I should have called this post ‘in praise of Mike Daniels’ (but I’m not writing an editorial for a certain liberal left leaning newspaper). This performance of Paul Hart’s concerto, originally written with guitarist John Williams in mind and performed by NYJO in the mid -eighties, was revived for this performance through GBH musical director Mike’s persistence, dedication and yes – love, of creating magical musical moments (m,m&m s?) and this concerto in particular. He relates experiencing one of the original performances of the three movement piece and the exhilaration of love at first hearing. We might all understand that, but hats off to the single mindedness that persuaded the big band to tackle it, cajoled the additional guests to augment the band (Dale Hambridge on piano, Adam Biggs synths, drummer Mark whitlam vibes and GBH semi regulars Nick Malcolm, Johny Bruce, Simon Marsh as well as some French Horns and an additional brass section that played from the back of the auditorium) and convinced soloist on guitar Denian Arcoleo, who has returned in recent years to performing and recording on classical guitar, to take on the challenge of a part which whilst written throughout was artfully constructed to sound spontaneous and improvised (original soloist John Williams was a feted classical guitar player but not an improvising jazz musician). So after a quick limber up on a classic big band chart of ‘On the street where you live’ the augmented GBH launched into the 40 minute concerto.

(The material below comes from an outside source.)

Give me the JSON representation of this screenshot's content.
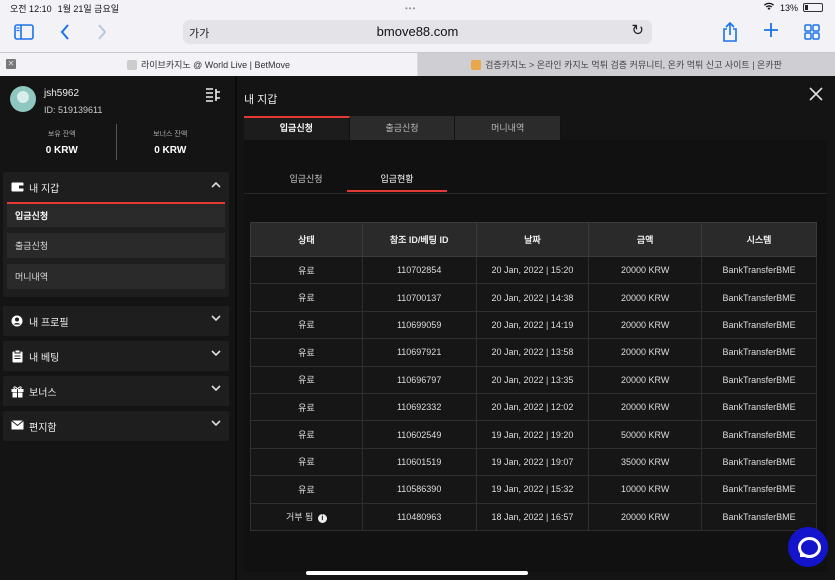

The three movements take the listener on a journey through a variety of moods. The first had a series of repetitive figures and patterns interrupted by big band riffs and more textural passages. The second, quieter movement provided the standout moments of the evening with a moody intro dissolving into an unaccompanied passage on vibes, Mark Whitlam making the most of the opportunity to improvise with the rythmn as well as the open single chord marked in the score before a rocky ballad emerged sounding for all the world like an orchestrated Pat Metheny tune complete with soaring solo from John Diver on electric guitar. The final movement had another dazzling improvisation, this time from Dale Hambridge on piano before an uproarious ending. This was a rousing performance. There were a few moments when the horns going full throttle overwhelmed the more delicate tones of the guitar, but the result was very affecting. That second movement provided the best moments, but as a piece of writing overall I wasn’t completely convinced by Paul Hart’s concerto. There were lots of attention grabbing ideas, riffs and figures. Perhaps there were too many without any being really developed and instead a few slack moments before the next idea kicked in.
MD Mike had chosen a great selection of tunes for the second set to complement the first with compositions and chart from Maria Schneider (Greenpiece), Quincy Jones (Quintessence) and Pat Metheny (A place in the world) as well as some more conventional if no less challenging fare including the overture from Ellington’s Nutcracker suite. These variously gave Nick Malcolm, Simon Marsh and Dale Hambridge particularly the chance to show why their respective reputations are continuing to grow as fluent and creative improvisers. And long may GBH with the prodding and tough love of Mike Daniels continue to challenge themselves and provide great evenings like this one.